The majority of the prose poems in this collection document – in a decidedly clinical tone – time spent observing a child: “With the Boy, in the House;” “With the Boy, Outside;” “With the Boy, Inside the Museum.” Only near the end of Case Study: With do we come to learn for certain that the boy is Jennifer Kronovet’s son.Ambiguity regarding the child’s identity is planted early. From page one, he’s referred to only as “The Boy,” and when Kronovet eventually calls him “my son,” it seems almost like a slip-up – as if the integrity of the case study has been compromised by Kronovet’s momentary inability to maintain an impartial distance as she studies her test subject.Case Study: With is more that simple observation; it take a stab at drawing insights from a complex natural system. Kronovet is critically examining a life spent with someone who’s perched on the cusp of grasping speech (“a reckoner of words”) She juxtaposes her anecdotes with explorations of clinical terminology and research into the study of language (including the famous case of a feral child in France) that illuminates the ways in which language develops in a person. Her case study is also sprinkled with poetic hypotheses that illustrate the ways in which our words define us and our relationships: “We use words like a tree uses light.”Kronovet, in adopting the role of scientist, necessarily comes off as detached and callous, and it’s commendable – given the subject matter – that she’s able to maintain that tone throughout her case study. Slipping into an expected voice might have ruined what is a consistently pensive and heady read.

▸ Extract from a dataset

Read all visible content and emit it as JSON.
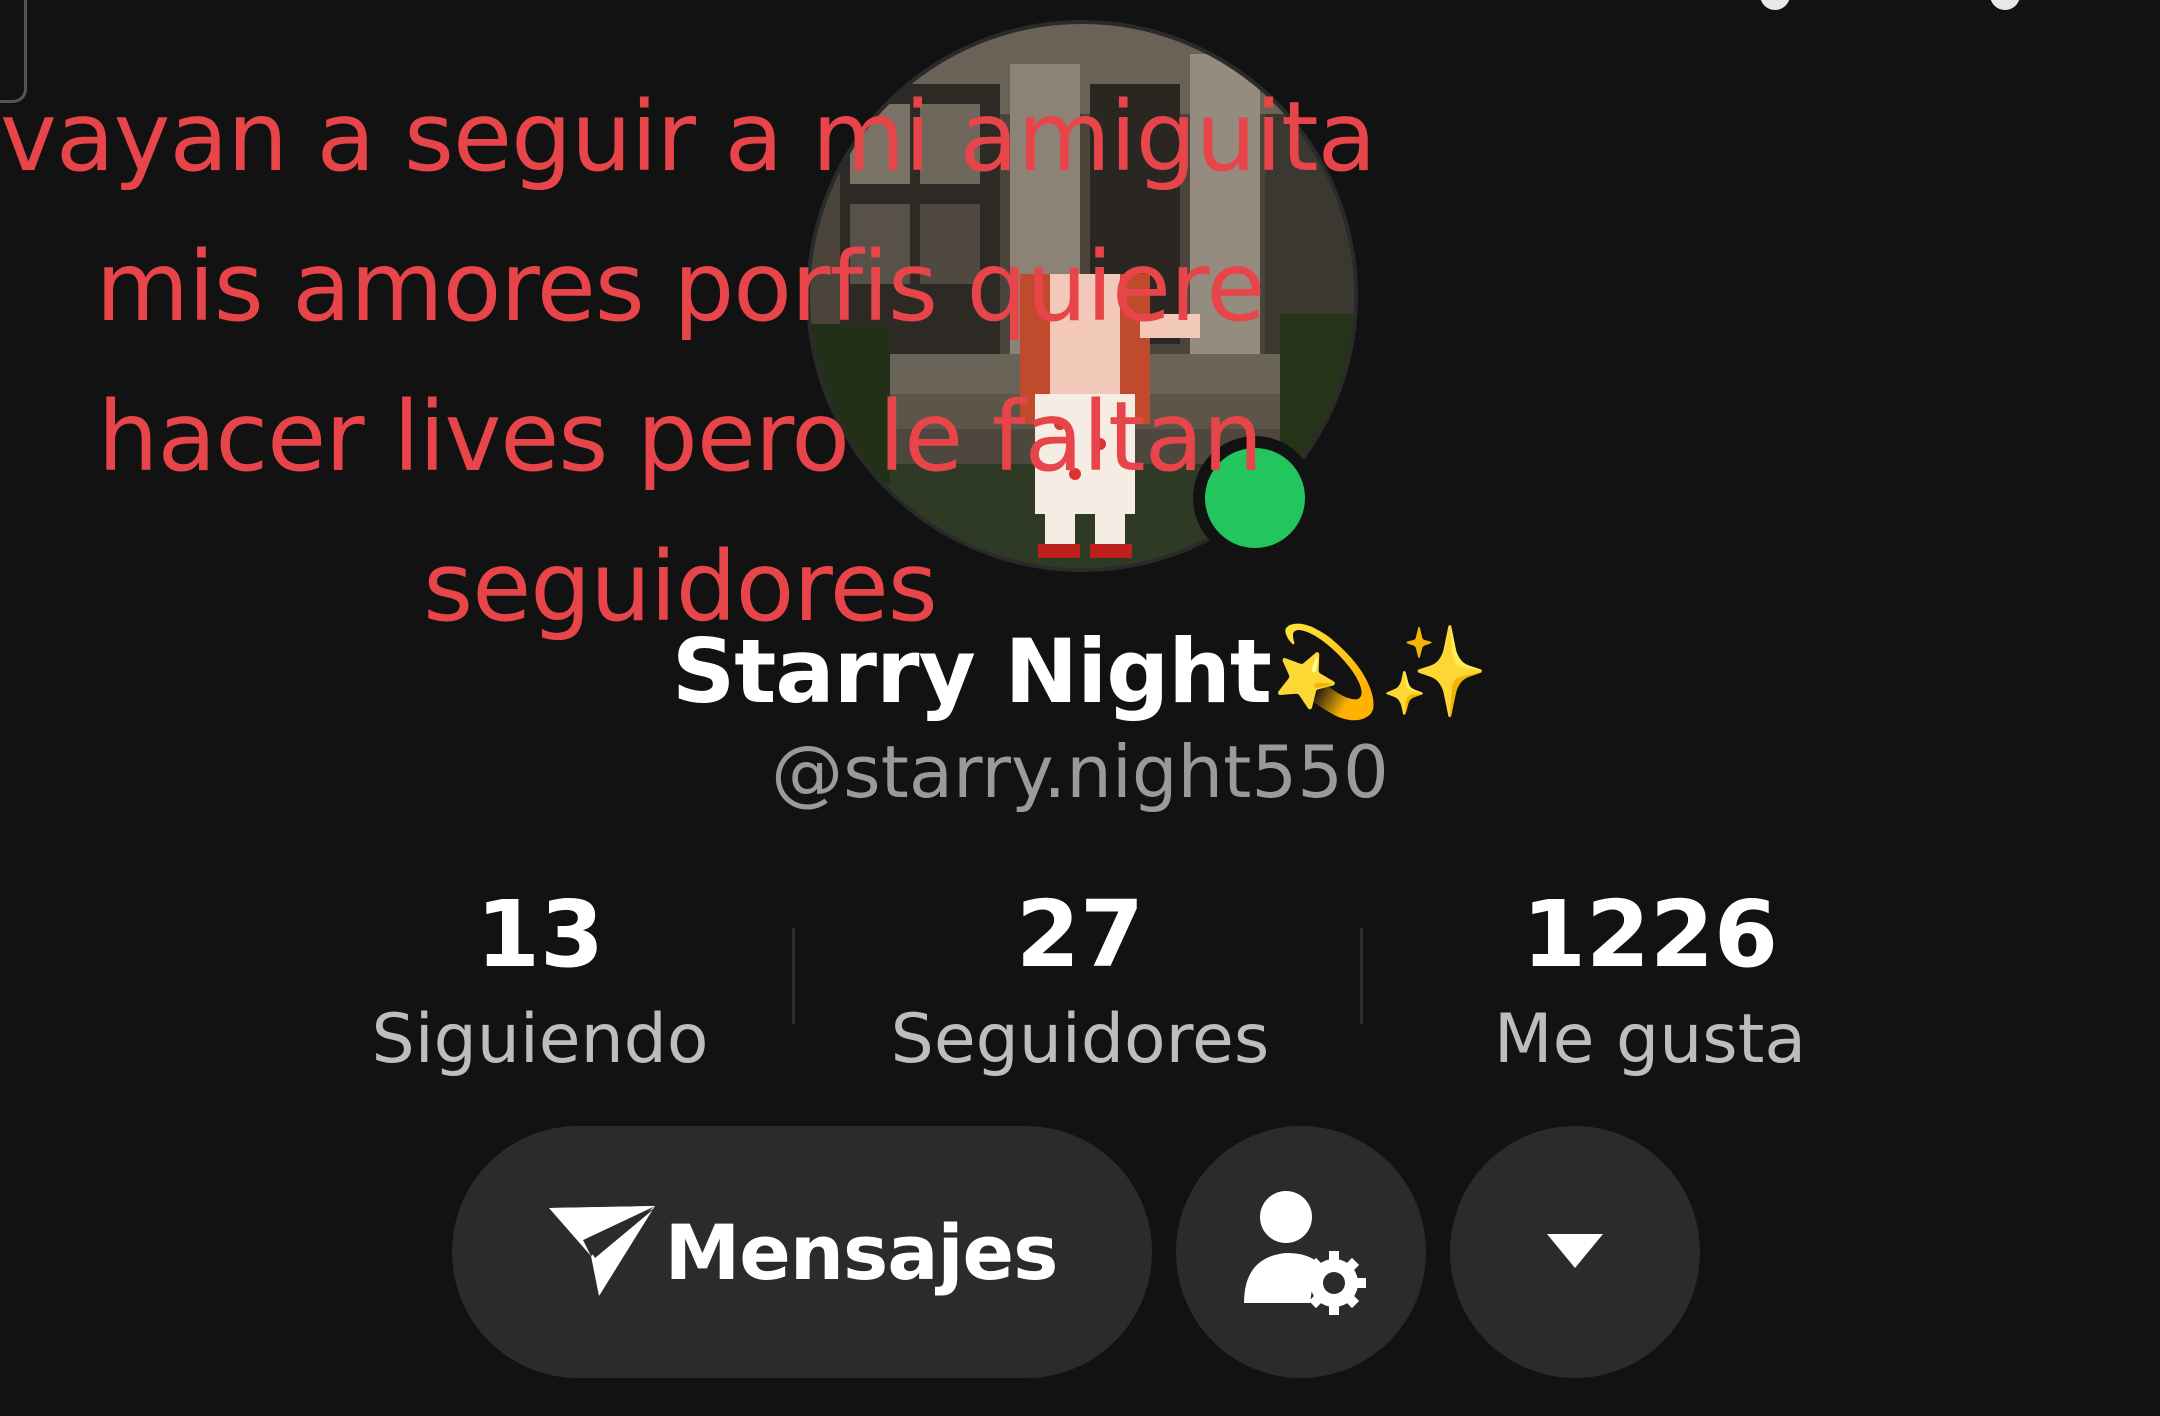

Monday, November 9, 2015
Scott Bryson reviews Jennifer Kronovet’s CASE STUDY: WITH (2015) in Broken Pencil #69
Scott Bryson was good enough to review Jennifer Kronovet’s CASE STUDY: WITH (2015) in Broken Pencil #69. Thanks so much! This is actually the fourth review of Kronovet’s chapbook, after Ryan Pratt reviewed such over at the ottawa poetry newsletter, Pearl Pirie reviewed such in Arc Poetry Magazine, and Rebecca Anne Banks reviewed such over at Subterranean Blue Poetry.